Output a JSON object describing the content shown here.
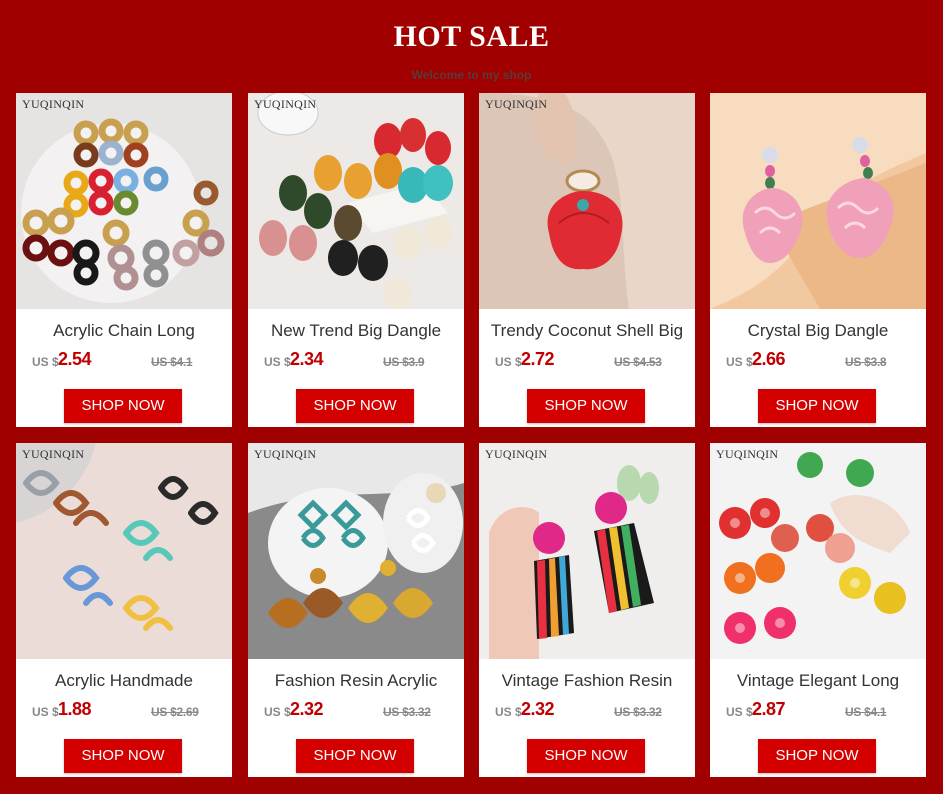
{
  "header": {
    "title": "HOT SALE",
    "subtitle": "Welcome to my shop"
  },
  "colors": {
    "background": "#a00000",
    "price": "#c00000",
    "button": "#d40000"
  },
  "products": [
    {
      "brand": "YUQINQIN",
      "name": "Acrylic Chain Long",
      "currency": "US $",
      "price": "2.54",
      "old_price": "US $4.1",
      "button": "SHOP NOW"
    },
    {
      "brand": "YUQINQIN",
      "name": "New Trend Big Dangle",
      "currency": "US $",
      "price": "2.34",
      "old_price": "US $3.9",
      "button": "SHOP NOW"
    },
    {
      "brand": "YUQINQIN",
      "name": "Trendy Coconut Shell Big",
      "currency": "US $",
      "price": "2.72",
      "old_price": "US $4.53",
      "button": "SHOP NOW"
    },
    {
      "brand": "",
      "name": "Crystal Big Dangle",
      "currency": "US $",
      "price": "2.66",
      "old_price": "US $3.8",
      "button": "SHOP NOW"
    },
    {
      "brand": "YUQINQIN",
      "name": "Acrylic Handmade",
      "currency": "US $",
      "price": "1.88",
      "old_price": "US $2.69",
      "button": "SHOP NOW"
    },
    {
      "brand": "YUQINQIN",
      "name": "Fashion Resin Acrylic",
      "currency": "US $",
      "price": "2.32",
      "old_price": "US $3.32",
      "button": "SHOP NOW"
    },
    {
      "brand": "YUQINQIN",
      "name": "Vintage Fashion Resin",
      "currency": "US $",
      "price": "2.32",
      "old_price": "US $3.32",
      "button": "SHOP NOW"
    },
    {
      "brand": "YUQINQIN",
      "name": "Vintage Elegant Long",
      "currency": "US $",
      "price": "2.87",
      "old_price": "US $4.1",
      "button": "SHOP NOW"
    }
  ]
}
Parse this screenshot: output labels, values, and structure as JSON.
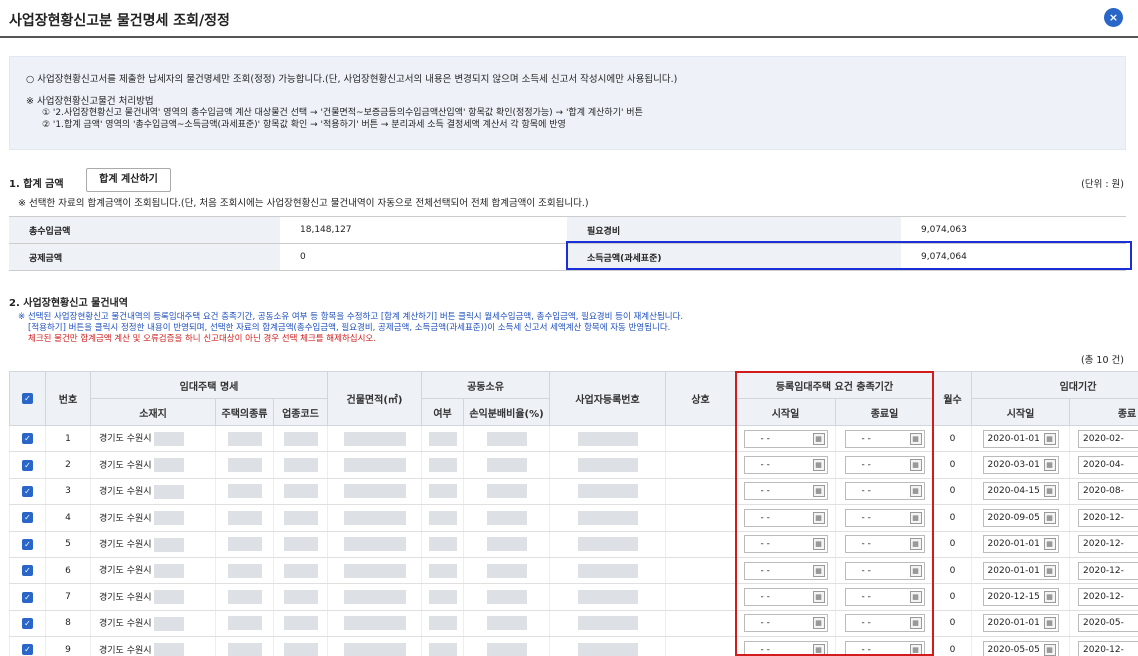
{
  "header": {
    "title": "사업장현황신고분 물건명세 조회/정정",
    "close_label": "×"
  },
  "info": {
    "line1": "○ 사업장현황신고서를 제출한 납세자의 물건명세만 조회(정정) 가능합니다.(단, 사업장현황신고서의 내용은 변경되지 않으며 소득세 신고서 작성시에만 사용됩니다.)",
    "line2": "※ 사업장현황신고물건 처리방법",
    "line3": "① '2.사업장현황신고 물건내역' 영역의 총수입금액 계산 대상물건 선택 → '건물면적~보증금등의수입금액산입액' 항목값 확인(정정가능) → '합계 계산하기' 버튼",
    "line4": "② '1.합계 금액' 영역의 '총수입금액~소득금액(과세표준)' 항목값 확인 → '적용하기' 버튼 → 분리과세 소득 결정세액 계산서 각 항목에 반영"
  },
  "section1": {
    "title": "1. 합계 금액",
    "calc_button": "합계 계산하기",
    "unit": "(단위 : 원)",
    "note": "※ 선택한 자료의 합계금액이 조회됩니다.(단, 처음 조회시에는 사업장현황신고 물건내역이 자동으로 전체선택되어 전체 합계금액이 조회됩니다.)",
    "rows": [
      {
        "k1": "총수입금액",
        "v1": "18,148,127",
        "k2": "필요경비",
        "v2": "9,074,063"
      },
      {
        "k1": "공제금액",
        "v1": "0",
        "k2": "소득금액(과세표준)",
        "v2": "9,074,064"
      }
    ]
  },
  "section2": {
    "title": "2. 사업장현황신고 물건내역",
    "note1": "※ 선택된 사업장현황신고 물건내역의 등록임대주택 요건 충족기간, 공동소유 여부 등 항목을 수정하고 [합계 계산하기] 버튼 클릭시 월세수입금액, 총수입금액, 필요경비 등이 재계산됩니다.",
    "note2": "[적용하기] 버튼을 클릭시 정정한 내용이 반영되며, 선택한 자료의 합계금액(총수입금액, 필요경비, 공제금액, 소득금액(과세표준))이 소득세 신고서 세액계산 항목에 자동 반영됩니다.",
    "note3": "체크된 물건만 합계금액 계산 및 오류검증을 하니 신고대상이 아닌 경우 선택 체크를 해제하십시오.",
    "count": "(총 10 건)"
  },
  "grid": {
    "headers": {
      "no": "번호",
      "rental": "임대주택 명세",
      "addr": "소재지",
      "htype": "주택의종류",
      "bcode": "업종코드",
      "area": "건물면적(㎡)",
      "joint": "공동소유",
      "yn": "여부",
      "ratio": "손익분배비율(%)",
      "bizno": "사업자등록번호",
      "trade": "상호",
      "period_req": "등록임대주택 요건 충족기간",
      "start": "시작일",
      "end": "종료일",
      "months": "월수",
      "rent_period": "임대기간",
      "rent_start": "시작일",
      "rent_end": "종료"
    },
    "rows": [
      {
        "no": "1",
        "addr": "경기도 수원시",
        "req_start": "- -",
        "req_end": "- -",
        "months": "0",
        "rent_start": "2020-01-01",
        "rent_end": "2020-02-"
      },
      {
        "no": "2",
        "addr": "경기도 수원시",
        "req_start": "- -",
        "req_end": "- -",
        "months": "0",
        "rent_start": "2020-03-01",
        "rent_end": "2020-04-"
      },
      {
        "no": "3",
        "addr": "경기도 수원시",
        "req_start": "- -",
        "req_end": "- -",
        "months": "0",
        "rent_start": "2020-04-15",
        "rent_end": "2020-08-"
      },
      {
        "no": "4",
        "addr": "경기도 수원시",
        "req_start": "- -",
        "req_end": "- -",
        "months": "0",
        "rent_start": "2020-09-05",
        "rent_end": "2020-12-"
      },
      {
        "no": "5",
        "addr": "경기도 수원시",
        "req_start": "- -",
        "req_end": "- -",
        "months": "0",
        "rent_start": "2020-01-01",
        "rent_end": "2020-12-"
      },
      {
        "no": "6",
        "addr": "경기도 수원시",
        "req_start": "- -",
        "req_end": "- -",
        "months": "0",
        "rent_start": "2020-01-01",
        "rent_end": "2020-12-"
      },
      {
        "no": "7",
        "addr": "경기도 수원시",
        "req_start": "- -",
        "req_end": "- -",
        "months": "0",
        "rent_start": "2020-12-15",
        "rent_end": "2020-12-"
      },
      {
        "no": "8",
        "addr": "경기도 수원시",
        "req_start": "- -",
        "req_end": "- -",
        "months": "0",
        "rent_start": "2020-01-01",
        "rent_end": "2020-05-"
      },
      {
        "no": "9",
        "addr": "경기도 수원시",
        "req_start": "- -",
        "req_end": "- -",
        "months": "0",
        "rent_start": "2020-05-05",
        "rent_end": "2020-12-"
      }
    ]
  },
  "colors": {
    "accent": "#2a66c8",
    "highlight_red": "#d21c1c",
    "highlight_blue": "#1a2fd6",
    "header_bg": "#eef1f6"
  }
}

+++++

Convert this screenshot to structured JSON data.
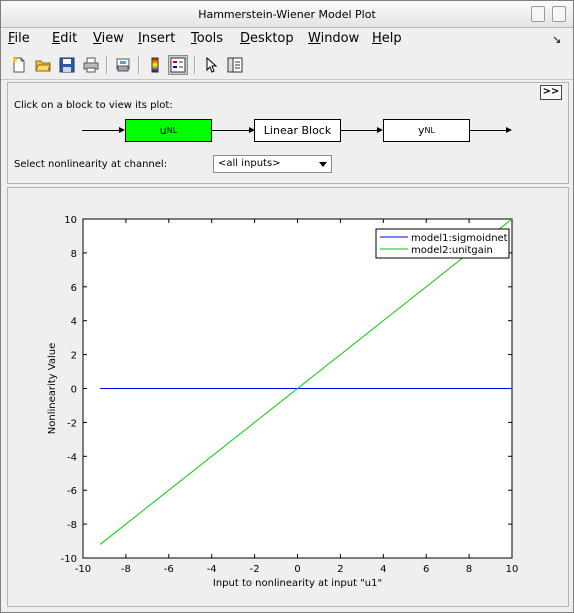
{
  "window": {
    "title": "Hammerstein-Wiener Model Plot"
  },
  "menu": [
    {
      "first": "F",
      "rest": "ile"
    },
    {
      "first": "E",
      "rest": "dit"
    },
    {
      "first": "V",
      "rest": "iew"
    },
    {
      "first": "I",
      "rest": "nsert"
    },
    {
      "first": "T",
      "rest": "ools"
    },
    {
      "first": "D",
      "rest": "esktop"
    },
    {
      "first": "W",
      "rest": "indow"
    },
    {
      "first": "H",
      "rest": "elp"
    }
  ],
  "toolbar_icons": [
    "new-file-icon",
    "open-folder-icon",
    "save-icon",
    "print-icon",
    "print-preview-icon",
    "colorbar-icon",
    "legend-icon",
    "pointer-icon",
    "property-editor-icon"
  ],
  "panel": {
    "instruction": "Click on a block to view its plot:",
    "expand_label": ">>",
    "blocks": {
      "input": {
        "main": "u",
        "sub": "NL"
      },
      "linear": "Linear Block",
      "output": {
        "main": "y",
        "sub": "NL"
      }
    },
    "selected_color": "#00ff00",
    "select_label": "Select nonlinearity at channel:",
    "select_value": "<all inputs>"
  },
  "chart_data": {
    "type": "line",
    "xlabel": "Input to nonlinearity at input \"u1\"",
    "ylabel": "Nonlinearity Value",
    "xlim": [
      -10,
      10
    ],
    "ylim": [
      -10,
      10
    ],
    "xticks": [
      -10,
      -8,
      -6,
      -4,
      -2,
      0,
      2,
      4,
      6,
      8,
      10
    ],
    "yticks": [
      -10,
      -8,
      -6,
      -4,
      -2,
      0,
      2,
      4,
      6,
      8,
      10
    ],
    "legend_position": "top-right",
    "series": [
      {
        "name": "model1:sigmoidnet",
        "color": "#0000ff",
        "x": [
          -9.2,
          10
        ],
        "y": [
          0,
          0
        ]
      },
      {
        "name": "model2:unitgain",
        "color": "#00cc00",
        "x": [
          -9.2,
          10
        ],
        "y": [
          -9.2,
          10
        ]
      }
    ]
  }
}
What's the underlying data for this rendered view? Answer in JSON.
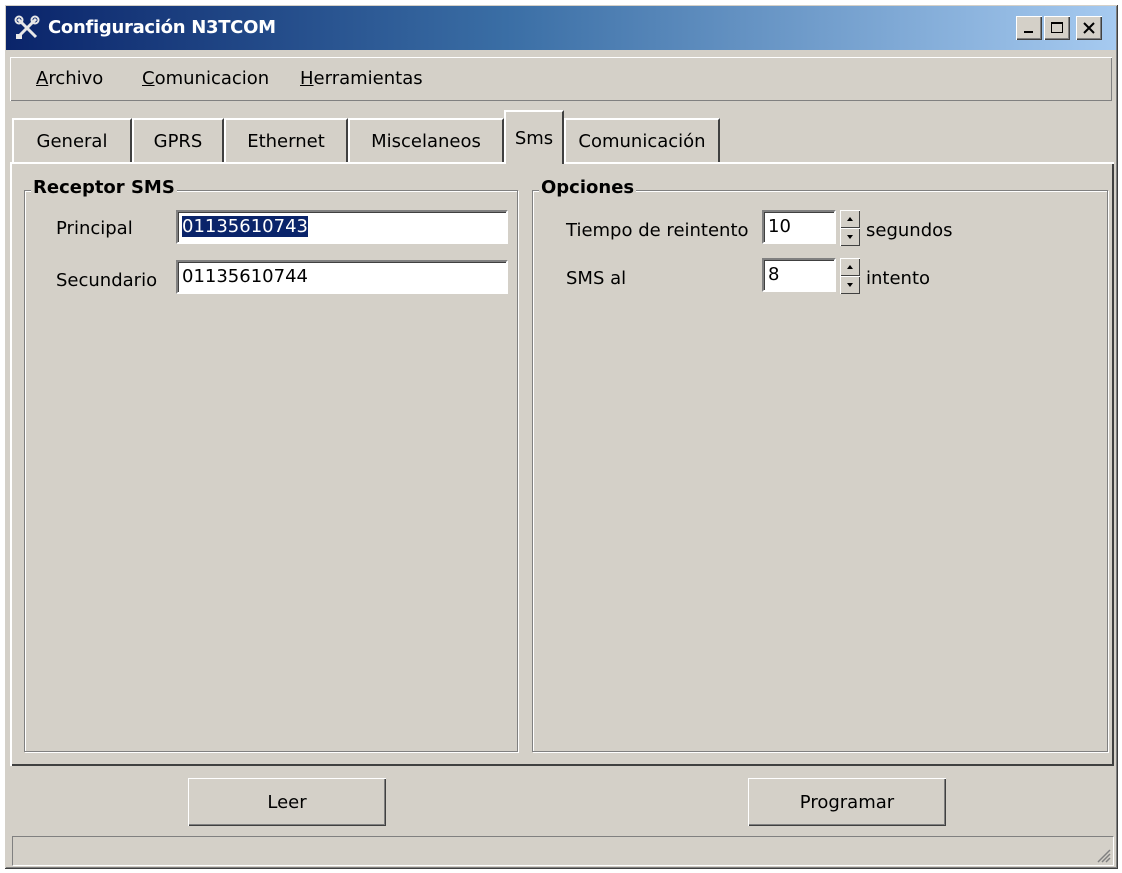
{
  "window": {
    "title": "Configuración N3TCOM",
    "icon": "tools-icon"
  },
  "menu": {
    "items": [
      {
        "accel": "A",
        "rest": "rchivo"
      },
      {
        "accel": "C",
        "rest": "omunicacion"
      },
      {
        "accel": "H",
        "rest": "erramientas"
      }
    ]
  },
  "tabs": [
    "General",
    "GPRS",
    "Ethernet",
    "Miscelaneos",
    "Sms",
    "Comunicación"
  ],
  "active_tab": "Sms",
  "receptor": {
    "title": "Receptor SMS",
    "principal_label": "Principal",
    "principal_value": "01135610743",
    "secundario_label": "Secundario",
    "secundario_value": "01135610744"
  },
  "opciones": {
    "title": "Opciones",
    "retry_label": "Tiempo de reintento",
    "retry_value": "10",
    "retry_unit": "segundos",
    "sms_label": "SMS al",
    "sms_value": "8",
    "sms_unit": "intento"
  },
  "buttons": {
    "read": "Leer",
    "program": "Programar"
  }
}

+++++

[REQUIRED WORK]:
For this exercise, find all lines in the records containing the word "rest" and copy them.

[SOLVED PROBLEM]:
      "rest": "ile"
      "rest": "dit"
      "rest": "iew"
      "rest": "nsert"
      "rest": "ools"
      "rest": "esktop"
      "rest": "indow"
      "rest": "elp"
        "rest": "rchivo"
        "rest": "omunicacion"
        "rest": "erramientas"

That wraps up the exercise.